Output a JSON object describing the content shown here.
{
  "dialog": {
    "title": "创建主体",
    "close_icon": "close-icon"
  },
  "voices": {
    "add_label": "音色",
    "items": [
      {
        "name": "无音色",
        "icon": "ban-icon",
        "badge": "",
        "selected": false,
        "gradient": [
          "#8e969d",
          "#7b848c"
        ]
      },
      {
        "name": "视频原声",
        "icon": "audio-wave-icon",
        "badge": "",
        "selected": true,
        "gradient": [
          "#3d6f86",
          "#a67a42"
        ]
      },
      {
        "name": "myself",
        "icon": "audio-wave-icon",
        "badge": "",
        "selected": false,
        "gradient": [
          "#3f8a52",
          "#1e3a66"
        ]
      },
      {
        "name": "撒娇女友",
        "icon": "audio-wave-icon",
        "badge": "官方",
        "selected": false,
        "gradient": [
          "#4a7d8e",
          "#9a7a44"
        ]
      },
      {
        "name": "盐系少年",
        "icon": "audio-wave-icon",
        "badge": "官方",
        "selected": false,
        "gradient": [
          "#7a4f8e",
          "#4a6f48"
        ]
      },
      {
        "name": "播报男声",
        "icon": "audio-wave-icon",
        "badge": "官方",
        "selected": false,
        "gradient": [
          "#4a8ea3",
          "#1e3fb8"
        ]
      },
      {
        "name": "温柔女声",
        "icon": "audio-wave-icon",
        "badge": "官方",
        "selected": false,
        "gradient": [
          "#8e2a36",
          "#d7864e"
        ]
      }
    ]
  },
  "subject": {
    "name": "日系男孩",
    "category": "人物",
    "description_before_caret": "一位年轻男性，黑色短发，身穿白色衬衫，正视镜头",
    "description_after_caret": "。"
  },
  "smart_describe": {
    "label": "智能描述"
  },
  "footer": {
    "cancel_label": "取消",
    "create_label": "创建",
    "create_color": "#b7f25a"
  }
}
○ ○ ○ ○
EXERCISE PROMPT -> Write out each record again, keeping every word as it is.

WRITTEN SOLUTION ->
Output a JSON object describing the content shown here.
{
  "dialog": {
    "title": "创建主体",
    "close_icon": "close-icon"
  },
  "voices": {
    "add_label": "音色",
    "items": [
      {
        "name": "无音色",
        "icon": "ban-icon",
        "badge": "",
        "selected": false,
        "gradient": [
          "#8e969d",
          "#7b848c"
        ]
      },
      {
        "name": "视频原声",
        "icon": "audio-wave-icon",
        "badge": "",
        "selected": true,
        "gradient": [
          "#3d6f86",
          "#a67a42"
        ]
      },
      {
        "name": "myself",
        "icon": "audio-wave-icon",
        "badge": "",
        "selected": false,
        "gradient": [
          "#3f8a52",
          "#1e3a66"
        ]
      },
      {
        "name": "撒娇女友",
        "icon": "audio-wave-icon",
        "badge": "官方",
        "selected": false,
        "gradient": [
          "#4a7d8e",
          "#9a7a44"
        ]
      },
      {
        "name": "盐系少年",
        "icon": "audio-wave-icon",
        "badge": "官方",
        "selected": false,
        "gradient": [
          "#7a4f8e",
          "#4a6f48"
        ]
      },
      {
        "name": "播报男声",
        "icon": "audio-wave-icon",
        "badge": "官方",
        "selected": false,
        "gradient": [
          "#4a8ea3",
          "#1e3fb8"
        ]
      },
      {
        "name": "温柔女声",
        "icon": "audio-wave-icon",
        "badge": "官方",
        "selected": false,
        "gradient": [
          "#8e2a36",
          "#d7864e"
        ]
      }
    ]
  },
  "subject": {
    "name": "日系男孩",
    "category": "人物",
    "description_before_caret": "一位年轻男性，黑色短发，身穿白色衬衫，正视镜头",
    "description_after_caret": "。"
  },
  "smart_describe": {
    "label": "智能描述"
  },
  "footer": {
    "cancel_label": "取消",
    "create_label": "创建",
    "create_color": "#b7f25a"
  }
}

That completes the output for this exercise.